WORK TASK: Without changing anything, copy out each entry.

Dataset rows for apps and sites
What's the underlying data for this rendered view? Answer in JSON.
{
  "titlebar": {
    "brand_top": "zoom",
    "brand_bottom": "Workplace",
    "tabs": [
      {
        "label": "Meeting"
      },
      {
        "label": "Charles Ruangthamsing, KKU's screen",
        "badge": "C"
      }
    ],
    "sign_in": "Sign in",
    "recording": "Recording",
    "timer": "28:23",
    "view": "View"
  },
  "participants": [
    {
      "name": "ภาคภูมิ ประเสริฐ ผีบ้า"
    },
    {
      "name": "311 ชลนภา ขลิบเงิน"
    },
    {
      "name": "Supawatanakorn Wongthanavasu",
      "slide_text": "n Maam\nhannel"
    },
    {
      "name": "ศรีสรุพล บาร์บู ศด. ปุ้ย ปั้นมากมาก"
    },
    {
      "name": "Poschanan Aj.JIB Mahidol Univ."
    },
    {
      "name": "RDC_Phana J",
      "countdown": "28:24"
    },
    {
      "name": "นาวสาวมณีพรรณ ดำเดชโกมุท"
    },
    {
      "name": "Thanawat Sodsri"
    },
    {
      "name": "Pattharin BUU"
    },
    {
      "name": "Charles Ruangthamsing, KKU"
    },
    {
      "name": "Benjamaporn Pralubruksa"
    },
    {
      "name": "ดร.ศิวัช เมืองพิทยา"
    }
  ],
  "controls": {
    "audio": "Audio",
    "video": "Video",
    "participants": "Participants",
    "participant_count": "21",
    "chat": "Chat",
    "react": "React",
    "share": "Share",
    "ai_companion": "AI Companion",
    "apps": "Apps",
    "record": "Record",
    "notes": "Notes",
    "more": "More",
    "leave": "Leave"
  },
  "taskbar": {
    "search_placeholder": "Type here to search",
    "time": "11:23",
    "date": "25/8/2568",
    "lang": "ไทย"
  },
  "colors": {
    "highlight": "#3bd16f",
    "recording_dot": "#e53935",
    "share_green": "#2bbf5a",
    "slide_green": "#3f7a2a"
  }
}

ANSWER FOR THE TASK:
What's the underlying data for this rendered view? Answer in JSON.
{
  "titlebar": {
    "brand_top": "zoom",
    "brand_bottom": "Workplace",
    "tabs": [
      {
        "label": "Meeting"
      },
      {
        "label": "Charles Ruangthamsing, KKU's screen",
        "badge": "C"
      }
    ],
    "sign_in": "Sign in",
    "recording": "Recording",
    "timer": "28:23",
    "view": "View"
  },
  "participants": [
    {
      "name": "ภาคภูมิ ประเสริฐ ผีบ้า"
    },
    {
      "name": "311 ชลนภา ขลิบเงิน"
    },
    {
      "name": "Supawatanakorn Wongthanavasu",
      "slide_text": "n Maam\nhannel"
    },
    {
      "name": "ศรีสรุพล บาร์บู ศด. ปุ้ย ปั้นมากมาก"
    },
    {
      "name": "Poschanan Aj.JIB Mahidol Univ."
    },
    {
      "name": "RDC_Phana J",
      "countdown": "28:24"
    },
    {
      "name": "นาวสาวมณีพรรณ ดำเดชโกมุท"
    },
    {
      "name": "Thanawat Sodsri"
    },
    {
      "name": "Pattharin BUU"
    },
    {
      "name": "Charles Ruangthamsing, KKU"
    },
    {
      "name": "Benjamaporn Pralubruksa"
    },
    {
      "name": "ดร.ศิวัช เมืองพิทยา"
    }
  ],
  "controls": {
    "audio": "Audio",
    "video": "Video",
    "participants": "Participants",
    "participant_count": "21",
    "chat": "Chat",
    "react": "React",
    "share": "Share",
    "ai_companion": "AI Companion",
    "apps": "Apps",
    "record": "Record",
    "notes": "Notes",
    "more": "More",
    "leave": "Leave"
  },
  "taskbar": {
    "search_placeholder": "Type here to search",
    "time": "11:23",
    "date": "25/8/2568",
    "lang": "ไทย"
  },
  "colors": {
    "highlight": "#3bd16f",
    "recording_dot": "#e53935",
    "share_green": "#2bbf5a",
    "slide_green": "#3f7a2a"
  }
}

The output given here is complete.